UK CHANCELLOR George Osborne struck a defiant tone this morning ahead of a meeting of European finance ministers, insisting the demand for Britain to pay an extra €2bn to the EU budget was unacceptable.
UK Prime Minister David Cameron appeared surprised when the country was hit with the bill last month, due for payment at the beginning of December, and vowed to challenge it.
Finance Ministers meeting in Brussels today are expected to thrash out a compromise deal that would see the UK paying up over instalments throughout next year.

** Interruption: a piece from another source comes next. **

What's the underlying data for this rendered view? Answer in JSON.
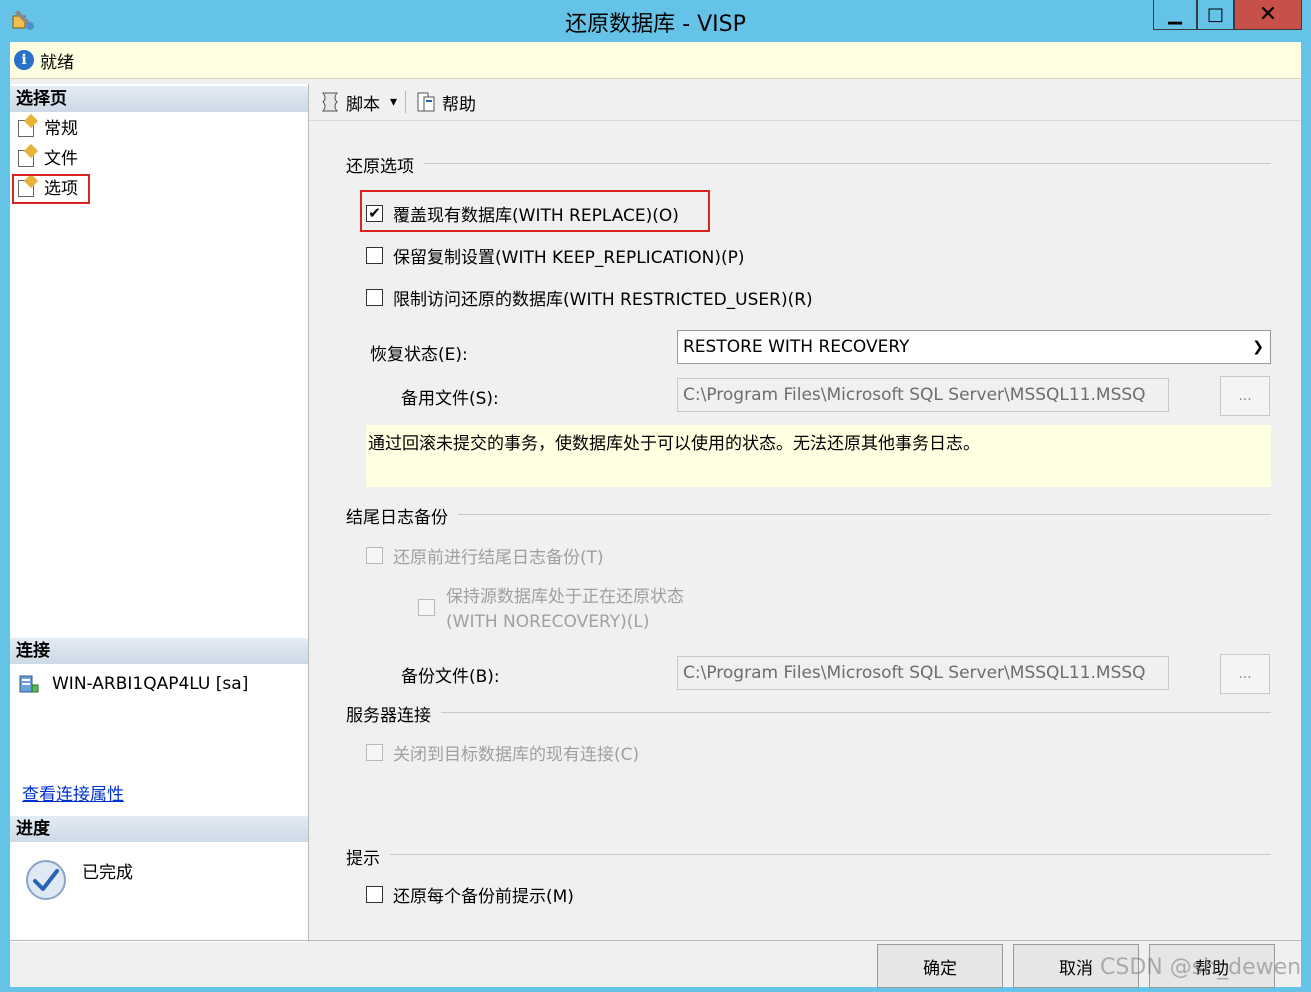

''The demand that Britain pays £1.7bn on December 1 is unacceptable. I wanted that discussed at this meeting of European finance ministers, I wanted it on the agenda, it is on the agenda and I will make sure that we get a better deal for Britain,'' Mr Osborne told reporters.
On October 17, UK Prime Minister David Cameron was presented with the bill for an increased contribution to the European budget, based on revised UK economic figures which showed Britain's economy had been in better shape than thought.
The demand for payment has caused huge political fallout for the British government.
Yesterday, Finance Minister Michael Noonan said he had no objection to the UK government settling the bill over instalments.
''I think everybody should pay what's due and abide by the rules in Europe, but I have no objection to the British government settling their account by way of instalment over 2015,'' he said, ahead of a meeting of Eurozone finance ministers.
He also said no interest charges would need to be levied.
The row has put Mr Cameron, who told parliament he will not pay the bill in full, under pressure from Eurosceptics at home in the run-up to a general election in May.
His EU counterparts are sympathetic to Britain because the bill is unusually large as it results from a statistical review stretching back over a decade.
But Mr Osborne's counterparts and EU officials say it is out of the question to let Britain contribute less, despite Mr Cameron's promise to the British parliament that will not pay "anything like" the full amount.
A political deal is expected today and the technical details will be worked out at another meeting later this month in Brussels, before the December 1 payment deadline.